Using this definition of resurrection, chapter 2 engages in a careful study of the Greek (i. e. pagan) background. Through this, we find that any talk of “resurrection” usually referred only to the state of existence after death. As far as Homer, Plato, and any other important Greek thinkers were concerned, there was no returning to life after life after death, nor would anyone want to do so.
Wright demonstrates this by applying his worldview schematic: questions, praxis, symbols, and story (37). He applies this strenuously to the Greek background. For those interested in Greek mythology, his survey is fascinating as it digs into Homer, various plays, and other mythological accounts. Eventually coming to Plato, Wright finds that no one in the Greek world had a concept of “resurrection” as understood in the above sense, even if they employed the word “resurrection” to describe what they were talking about.
Death and Beyond in the Old Testament
If the conceptual background for life after life after death isn’t to be found in pagan Greek thought, what about the Old Testament then? Wright explores answers to this question in chapter 3. While resurrection find no place in the hope of pagans, it does within the world of Judaism, though with quite the prominence we might expect. In the Old Testament, “death itself was sad, and tinged with evil,” and contra Greek thinking, “it was not seen, in the canonical Old Testament, as a happy release, an escape of the soul from the prison-house of the body” (91). “The promise of resurrection is,” in Jewish thinking, “firmly linked with creation itself, which was the basis of the normal ancient Israelite celebration of life in the present, bodily life in YHWH’s good land” (122). For them, resurrection “involves not a reconstrual of life after death, but the reversal of death itself.
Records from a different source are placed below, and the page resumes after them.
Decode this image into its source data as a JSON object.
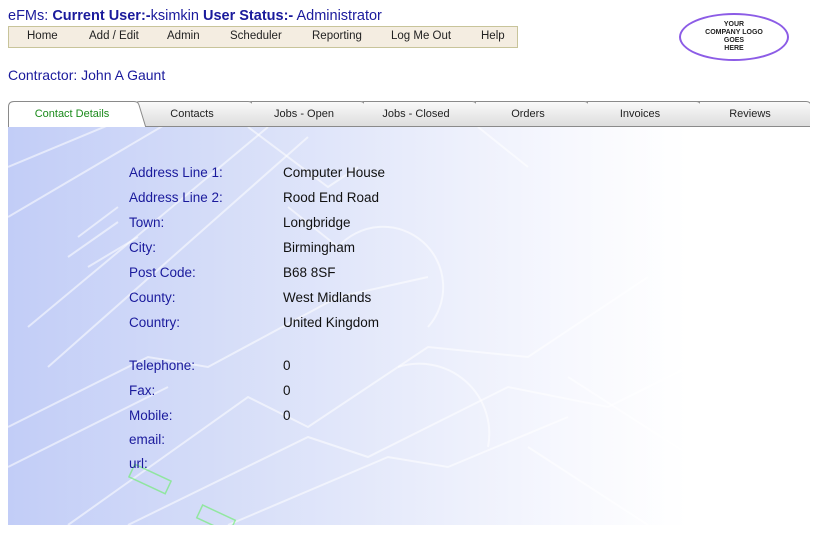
{
  "header": {
    "app_name": "eFMs:",
    "current_user_label": "Current User:-",
    "current_user": "ksimkin",
    "user_status_label": "User Status:-",
    "user_status": "Administrator"
  },
  "nav": {
    "items": [
      {
        "label": "Home"
      },
      {
        "label": "Add / Edit"
      },
      {
        "label": "Admin"
      },
      {
        "label": "Scheduler"
      },
      {
        "label": "Reporting"
      },
      {
        "label": "Log Me Out"
      },
      {
        "label": "Help"
      }
    ]
  },
  "logo": {
    "lines": [
      "YOUR",
      "COMPANY LOGO",
      "GOES",
      "HERE"
    ]
  },
  "contractor": {
    "label": "Contractor: John A Gaunt"
  },
  "tabs": [
    {
      "label": "Contact Details",
      "active": true
    },
    {
      "label": "Contacts",
      "active": false
    },
    {
      "label": "Jobs - Open",
      "active": false
    },
    {
      "label": "Jobs - Closed",
      "active": false
    },
    {
      "label": "Orders",
      "active": false
    },
    {
      "label": "Invoices",
      "active": false
    },
    {
      "label": "Reviews",
      "active": false
    }
  ],
  "contact_details": {
    "address": [
      {
        "label": "Address Line 1:",
        "value": "Computer House"
      },
      {
        "label": "Address Line 2:",
        "value": "Rood End Road"
      },
      {
        "label": "Town:",
        "value": "Longbridge"
      },
      {
        "label": "City:",
        "value": "Birmingham"
      },
      {
        "label": "Post Code:",
        "value": "B68 8SF"
      },
      {
        "label": "County:",
        "value": "West Midlands"
      },
      {
        "label": "Country:",
        "value": "United Kingdom"
      }
    ],
    "contact": [
      {
        "label": "Telephone:",
        "value": "0"
      },
      {
        "label": "Fax:",
        "value": "0"
      },
      {
        "label": "Mobile:",
        "value": "0"
      },
      {
        "label": "email:",
        "value": ""
      },
      {
        "label": "url:",
        "value": ""
      }
    ]
  },
  "colors": {
    "label_blue": "#1a1a9c",
    "active_tab_green": "#1a8a1a",
    "navbar_bg": "#f4ede1",
    "logo_border": "#8c5ce6"
  }
}
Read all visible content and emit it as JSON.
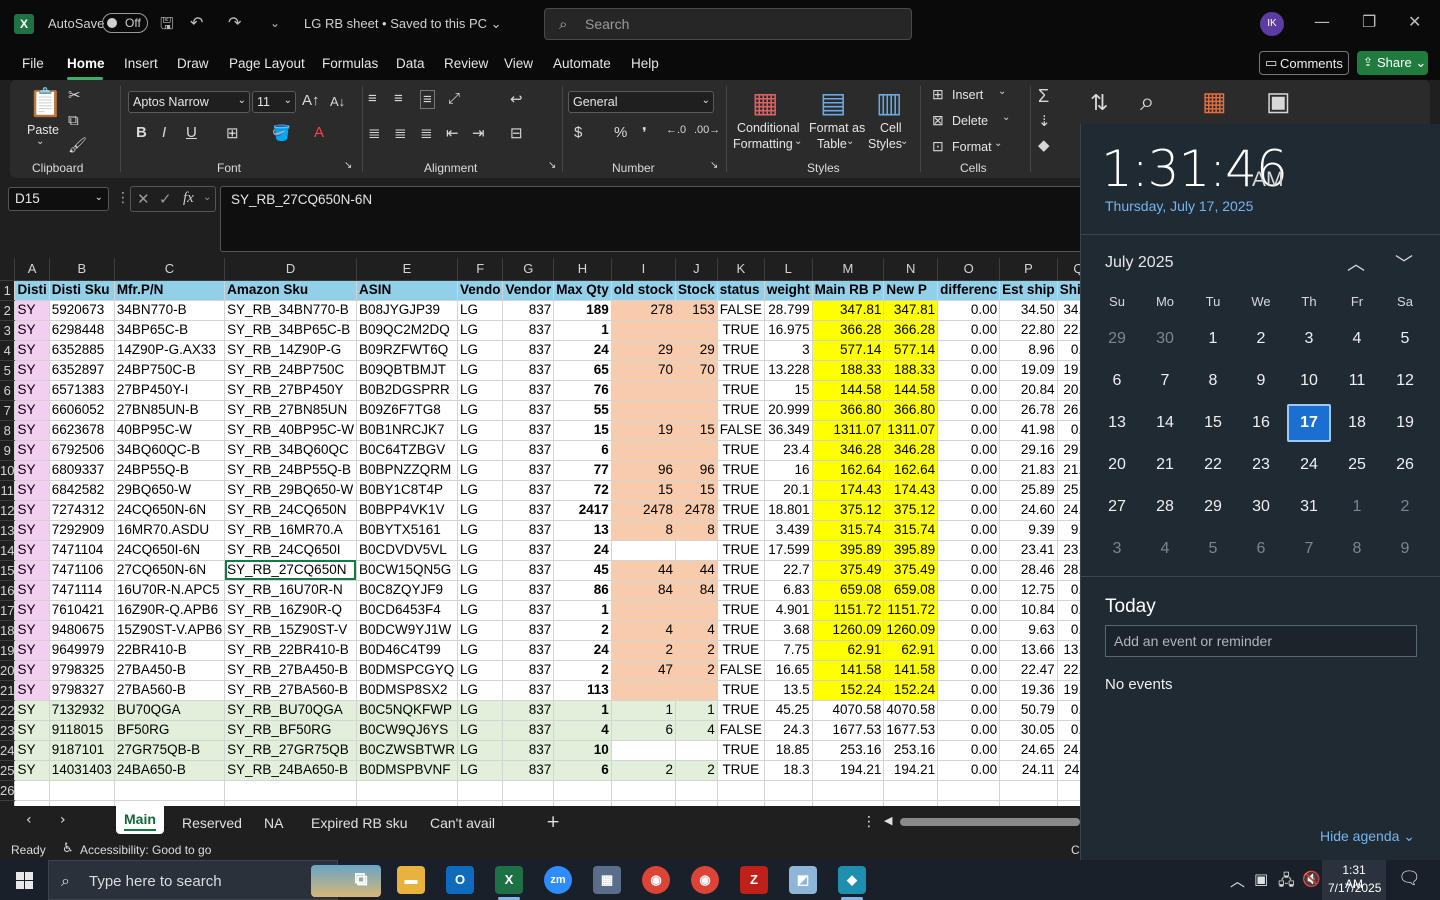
{
  "titlebar": {
    "autosave_label": "AutoSave",
    "autosave_state": "Off",
    "title": "LG RB sheet • Saved to this PC ⌄",
    "search_placeholder": "Search",
    "avatar_initials": "IK"
  },
  "menu": {
    "items": [
      "File",
      "Home",
      "Insert",
      "Draw",
      "Page Layout",
      "Formulas",
      "Data",
      "Review",
      "View",
      "Automate",
      "Help"
    ],
    "comments": "Comments",
    "share": "Share"
  },
  "ribbon": {
    "clipboard_label": "Clipboard",
    "paste": "Paste",
    "font_label": "Font",
    "font_name": "Aptos Narrow",
    "font_size": "11",
    "alignment_label": "Alignment",
    "number_label": "Number",
    "number_format": "General",
    "styles_label": "Styles",
    "cond_fmt_1": "Conditional",
    "cond_fmt_2": "Formatting",
    "fmt_table_1": "Format as",
    "fmt_table_2": "Table",
    "cell_styles_1": "Cell",
    "cell_styles_2": "Styles",
    "cells_label": "Cells",
    "insert": "Insert",
    "delete": "Delete",
    "format": "Format"
  },
  "formula_bar": {
    "name_box": "D15",
    "fx": "fx",
    "formula": "SY_RB_27CQ650N-6N"
  },
  "sheet": {
    "columns": [
      "A",
      "B",
      "C",
      "D",
      "E",
      "F",
      "G",
      "H",
      "I",
      "J",
      "K",
      "L",
      "M",
      "N",
      "O",
      "P",
      "Q"
    ],
    "header_row": [
      "Disti",
      "Disti Sku",
      "Mfr.P/N",
      "Amazon Sku",
      "ASIN",
      "Vendo",
      "Vendor",
      "Max Qty",
      "old stock",
      "Stock",
      "status",
      "weight",
      "Main RB P",
      "New P",
      "differenc",
      "Est ship",
      "Shipp"
    ],
    "rows": [
      [
        "SY",
        "5920673",
        "34BN770-B",
        "SY_RB_34BN770-B",
        "B08JYGJP39",
        "LG",
        "837",
        "189",
        "278",
        "153",
        "FALSE",
        "28.799",
        "347.81",
        "347.81",
        "0.00",
        "34.50",
        "34.50"
      ],
      [
        "SY",
        "6298448",
        "34BP65C-B",
        "SY_RB_34BP65C-B",
        "B09QC2M2DQ",
        "LG",
        "837",
        "1",
        "",
        "",
        "TRUE",
        "16.975",
        "366.28",
        "366.28",
        "0.00",
        "22.80",
        "22.80"
      ],
      [
        "SY",
        "6352885",
        "14Z90P-G.AX33",
        "SY_RB_14Z90P-G",
        "B09RZFWT6Q",
        "LG",
        "837",
        "24",
        "29",
        "29",
        "TRUE",
        "3",
        "577.14",
        "577.14",
        "0.00",
        "8.96",
        "0.00"
      ],
      [
        "SY",
        "6352897",
        "24BP750C-B",
        "SY_RB_24BP750C",
        "B09QBTBMJT",
        "LG",
        "837",
        "65",
        "70",
        "70",
        "TRUE",
        "13.228",
        "188.33",
        "188.33",
        "0.00",
        "19.09",
        "19.09"
      ],
      [
        "SY",
        "6571383",
        "27BP450Y-I",
        "SY_RB_27BP450Y",
        "B0B2DGSPRR",
        "LG",
        "837",
        "76",
        "",
        "",
        "TRUE",
        "15",
        "144.58",
        "144.58",
        "0.00",
        "20.84",
        "20.84"
      ],
      [
        "SY",
        "6606052",
        "27BN85UN-B",
        "SY_RB_27BN85UN",
        "B09Z6F7TG8",
        "LG",
        "837",
        "55",
        "",
        "",
        "TRUE",
        "20.999",
        "366.80",
        "366.80",
        "0.00",
        "26.78",
        "26.78"
      ],
      [
        "SY",
        "6623678",
        "40BP95C-W",
        "SY_RB_40BP95C-W",
        "B0B1NRCJK7",
        "LG",
        "837",
        "15",
        "19",
        "15",
        "FALSE",
        "36.349",
        "1311.07",
        "1311.07",
        "0.00",
        "41.98",
        "0.00"
      ],
      [
        "SY",
        "6792506",
        "34BQ60QC-B",
        "SY_RB_34BQ60QC",
        "B0C64TZBGV",
        "LG",
        "837",
        "6",
        "",
        "",
        "TRUE",
        "23.4",
        "346.28",
        "346.28",
        "0.00",
        "29.16",
        "29.16"
      ],
      [
        "SY",
        "6809337",
        "24BP55Q-B",
        "SY_RB_24BP55Q-B",
        "B0BPNZZQRM",
        "LG",
        "837",
        "77",
        "96",
        "96",
        "TRUE",
        "16",
        "162.64",
        "162.64",
        "0.00",
        "21.83",
        "21.83"
      ],
      [
        "SY",
        "6842582",
        "29BQ650-W",
        "SY_RB_29BQ650-W",
        "B0BY1C8T4P",
        "LG",
        "837",
        "72",
        "15",
        "15",
        "TRUE",
        "20.1",
        "174.43",
        "174.43",
        "0.00",
        "25.89",
        "25.89"
      ],
      [
        "SY",
        "7274312",
        "24CQ650N-6N",
        "SY_RB_24CQ650N",
        "B0BPP4VK1V",
        "LG",
        "837",
        "2417",
        "2478",
        "2478",
        "TRUE",
        "18.801",
        "375.12",
        "375.12",
        "0.00",
        "24.60",
        "24.60"
      ],
      [
        "SY",
        "7292909",
        "16MR70.ASDU",
        "SY_RB_16MR70.A",
        "B0BYTX5161",
        "LG",
        "837",
        "13",
        "8",
        "8",
        "TRUE",
        "3.439",
        "315.74",
        "315.74",
        "0.00",
        "9.39",
        "9.39"
      ],
      [
        "SY",
        "7471104",
        "24CQ650I-6N",
        "SY_RB_24CQ650I",
        "B0CDVDV5VL",
        "LG",
        "837",
        "24",
        "",
        "",
        "TRUE",
        "17.599",
        "395.89",
        "395.89",
        "0.00",
        "23.41",
        "23.41"
      ],
      [
        "SY",
        "7471106",
        "27CQ650N-6N",
        "SY_RB_27CQ650N",
        "B0CW15QN5G",
        "LG",
        "837",
        "45",
        "44",
        "44",
        "TRUE",
        "22.7",
        "375.49",
        "375.49",
        "0.00",
        "28.46",
        "28.46"
      ],
      [
        "SY",
        "7471114",
        "16U70R-N.APC5",
        "SY_RB_16U70R-N",
        "B0C8ZQYJF9",
        "LG",
        "837",
        "86",
        "84",
        "84",
        "TRUE",
        "6.83",
        "659.08",
        "659.08",
        "0.00",
        "12.75",
        "0.00"
      ],
      [
        "SY",
        "7610421",
        "16Z90R-Q.APB6",
        "SY_RB_16Z90R-Q",
        "B0CD6453F4",
        "LG",
        "837",
        "1",
        "",
        "",
        "TRUE",
        "4.901",
        "1151.72",
        "1151.72",
        "0.00",
        "10.84",
        "0.00"
      ],
      [
        "SY",
        "9480675",
        "15Z90ST-V.APB6",
        "SY_RB_15Z90ST-V",
        "B0DCW9YJ1W",
        "LG",
        "837",
        "2",
        "4",
        "4",
        "TRUE",
        "3.68",
        "1260.09",
        "1260.09",
        "0.00",
        "9.63",
        "0.00"
      ],
      [
        "SY",
        "9649979",
        "22BR410-B",
        "SY_RB_22BR410-B",
        "B0D46C4T99",
        "LG",
        "837",
        "24",
        "2",
        "2",
        "TRUE",
        "7.75",
        "62.91",
        "62.91",
        "0.00",
        "13.66",
        "13.66"
      ],
      [
        "SY",
        "9798325",
        "27BA450-B",
        "SY_RB_27BA450-B",
        "B0DMSPCGYQ",
        "LG",
        "837",
        "2",
        "47",
        "2",
        "FALSE",
        "16.65",
        "141.58",
        "141.58",
        "0.00",
        "22.47",
        "22.47"
      ],
      [
        "SY",
        "9798327",
        "27BA560-B",
        "SY_RB_27BA560-B",
        "B0DMSP8SX2",
        "LG",
        "837",
        "113",
        "",
        "",
        "TRUE",
        "13.5",
        "152.24",
        "152.24",
        "0.00",
        "19.36",
        "19.36"
      ],
      [
        "SY",
        "7132932",
        "BU70QGA",
        "SY_RB_BU70QGA",
        "B0C5NQKFWP",
        "LG",
        "837",
        "1",
        "1",
        "1",
        "TRUE",
        "45.25",
        "4070.58",
        "4070.58",
        "0.00",
        "50.79",
        "0.00"
      ],
      [
        "SY",
        "9118015",
        "BF50RG",
        "SY_RB_BF50RG",
        "B0CW9QJ6YS",
        "LG",
        "837",
        "4",
        "6",
        "4",
        "FALSE",
        "24.3",
        "1677.53",
        "1677.53",
        "0.00",
        "30.05",
        "0.00"
      ],
      [
        "SY",
        "9187101",
        "27GR75QB-B",
        "SY_RB_27GR75QB",
        "B0CZWSBTWR",
        "LG",
        "837",
        "10",
        "",
        "",
        "TRUE",
        "18.85",
        "253.16",
        "253.16",
        "0.00",
        "24.65",
        "24.65"
      ],
      [
        "SY",
        "14031403",
        "24BA650-B",
        "SY_RB_24BA650-B",
        "B0DMSPBVNF",
        "LG",
        "837",
        "6",
        "2",
        "2",
        "TRUE",
        "18.3",
        "194.21",
        "194.21",
        "0.00",
        "24.11",
        "24.11"
      ]
    ],
    "tabs": [
      "Main",
      "Reserved",
      "NA",
      "Expired RB sku",
      "Can't avail"
    ]
  },
  "status": {
    "ready": "Ready",
    "accessibility": "Accessibility: Good to go",
    "right_fragment": "Ci"
  },
  "calendar": {
    "time": "1:31:46",
    "ampm": "AM",
    "date": "Thursday, July 17, 2025",
    "month": "July 2025",
    "weekdays": [
      "Su",
      "Mo",
      "Tu",
      "We",
      "Th",
      "Fr",
      "Sa"
    ],
    "weeks": [
      [
        "29",
        "30",
        "1",
        "2",
        "3",
        "4",
        "5"
      ],
      [
        "6",
        "7",
        "8",
        "9",
        "10",
        "11",
        "12"
      ],
      [
        "13",
        "14",
        "15",
        "16",
        "17",
        "18",
        "19"
      ],
      [
        "20",
        "21",
        "22",
        "23",
        "24",
        "25",
        "26"
      ],
      [
        "27",
        "28",
        "29",
        "30",
        "31",
        "1",
        "2"
      ],
      [
        "3",
        "4",
        "5",
        "6",
        "7",
        "8",
        "9"
      ]
    ],
    "today_heading": "Today",
    "event_placeholder": "Add an event or reminder",
    "no_events": "No events",
    "hide_agenda": "Hide agenda"
  },
  "taskbar": {
    "search_text": "Type here to search",
    "time": "1:31 AM",
    "date": "7/17/2025"
  }
}
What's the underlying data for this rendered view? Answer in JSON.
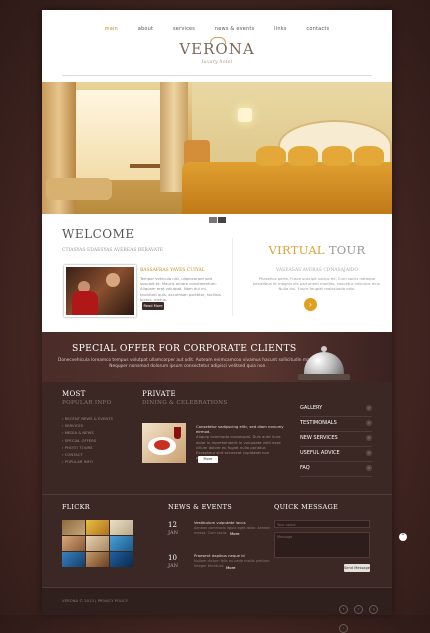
{
  "nav": {
    "items": [
      "main",
      "about",
      "services",
      "news & events",
      "links",
      "contacts"
    ],
    "active": 0
  },
  "brand": {
    "name": "VERONA",
    "tagline": "luxury hotel"
  },
  "slider": {
    "total": 2,
    "current": 0
  },
  "welcome": {
    "title": "WELCOME",
    "subtitle": "CTIASYAS EDAESYAS AVEREAS BERAVATE",
    "text_title": "BASSAFRAS YAVES CUIYAL",
    "text": "Tempor vehicula nisl, ullamcorper sed suscipit et. Mauris ornare condimentum. Aliquam erat volutpat. Nam dui mi, tincidunt quis, accumsan porttitor, facilisis luctus, metus.",
    "button": "Read More"
  },
  "tour": {
    "title_a": "VIRTUAL",
    "title_b": "TOUR",
    "subtitle": "VASEASAS AVERAS CDNASAJAIDO",
    "text": "Phasellus porta. Fusce suscipit varius mi. Cum sociis natoque penatibus et magnis dis parturient montes, nascetur ridiculus mus. Nulla dui. Fusce feugiat malesuada odio.",
    "arrow": "›"
  },
  "offer": {
    "title": "SPECIAL OFFER FOR CORPORATE CLIENTS",
    "text": "Donecvehicula loreamco tempus volutpat ullamcorper aut odit. Auteam enimcamcoo vivamus hacunt sollicitudin matris. Nequper nonsmod dolorum ipsum consectetur adipisci velitsed quia non."
  },
  "most": {
    "title": "MOST",
    "subtitle": "POPULAR INFO",
    "items": [
      "RECENT NEWS & EVENTS",
      "SERVICES",
      "MEDIA & NEWS",
      "SPECIAL OFFERS",
      "PHOTO TOURS",
      "CONTACT",
      "POPULAR INFO"
    ]
  },
  "private": {
    "title": "PRIVATE",
    "subtitle": "DINING & CELEBRATIONS",
    "highlight": "Consetetur sadipscing elitr, sed diam nonumy eirmod.",
    "text": "Aliquip commodo consequat. Duis aute irure dolor in reprehenderit in voluptate velit esse cillum dolore eu fugiat nulla pariatur. Excepteur sint occaecat cupidatat non proident.",
    "button": "More"
  },
  "links": {
    "items": [
      "GALLERY",
      "TESTIMONIALS",
      "NEW SERVICES",
      "USEFUL ADVICE",
      "FAQ"
    ]
  },
  "flickr": {
    "title": "FLICKR"
  },
  "news": {
    "title": "NEWS & EVENTS",
    "items": [
      {
        "day": "12",
        "month": "JAN",
        "title": "Vestibulum vulputate lacus",
        "text": "Aenean commodo ligula eget dolor. Aenean massa. Cum sociis",
        "more": "More"
      },
      {
        "day": "10",
        "month": "JAN",
        "title": "Praesent dapibus neque id",
        "text": "Nullam dictum felis eu pede mollis pretium. Integer tincidunt.",
        "more": "More"
      }
    ]
  },
  "quick": {
    "title": "QUICK MESSAGE",
    "name_placeholder": "Your name",
    "message_placeholder": "Message",
    "button": "Send Message"
  },
  "footer": {
    "text": "VERONA © 2013  |  PRIVACY POLICY",
    "social": [
      "f",
      "t",
      "g",
      "r"
    ]
  },
  "colors": {
    "accent": "#d9a43a",
    "dark": "#3b2824",
    "offer": "#4a2c28"
  },
  "icons": {
    "arrow": "right-arrow-icon",
    "chevron": "chevron-right-icon",
    "scroll": "scroll-up-icon"
  }
}
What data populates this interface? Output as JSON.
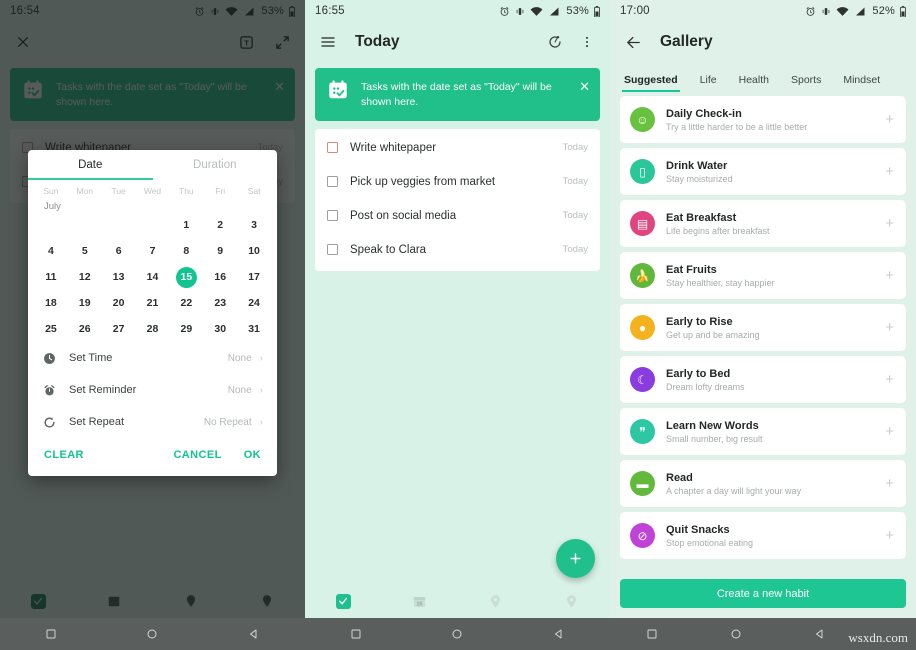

It is not about discovering that Sheol is not such a bad place after all” (127).
Hope Beyond Death in Post-Biblical Judaism
Finally, to round out the introduction, Wright turns to post-biblical Judiasm in chapter 4. This involves looking into the developing thought in the intertestamental period seen in the books in the Apocrypha among other places. This leads to clarification of the beliefs of the Saducees and Pharisees. Wright points out that for many in Second Temple Judaism resurrection “is both the personal hope of the righteous individual and the national hope for faithful Israel” (153). However, it is also true that “there was a wide spectrum of belief in second-Temple Judaism regarding the fate of the dead, both in the short and the long term. By no means all Jews believed in a coming resurrection” (201).
Resurrection is still in Jewish thinking “one particular story that was told about the dead.” This story was one in which “the present state of those who had died would be replaced by a future state in which they would be alive once more” (201). In this sense, it was clearly not a redefinition of the state of being dead, but rather “the reversal or undoing or defeat of death, restoring to some kind of bodily life those who had already passed through the first stage.” It was strongly connected with the doctrine of God as creator and was an affirmation denied within the pagan world.
As Wright says:
Resurrection was not a strange belief added on to the outside of first-century Judaism. Except for the Sadducees and those who insisted on a final disembodied state, resurrection had been woven into the very fabric of first-century Jewish praying, living, hoping, and acting (204).
It is against this backdrop that we’re ready to look into what the New Testament and early church say about Jesus’ resurrection.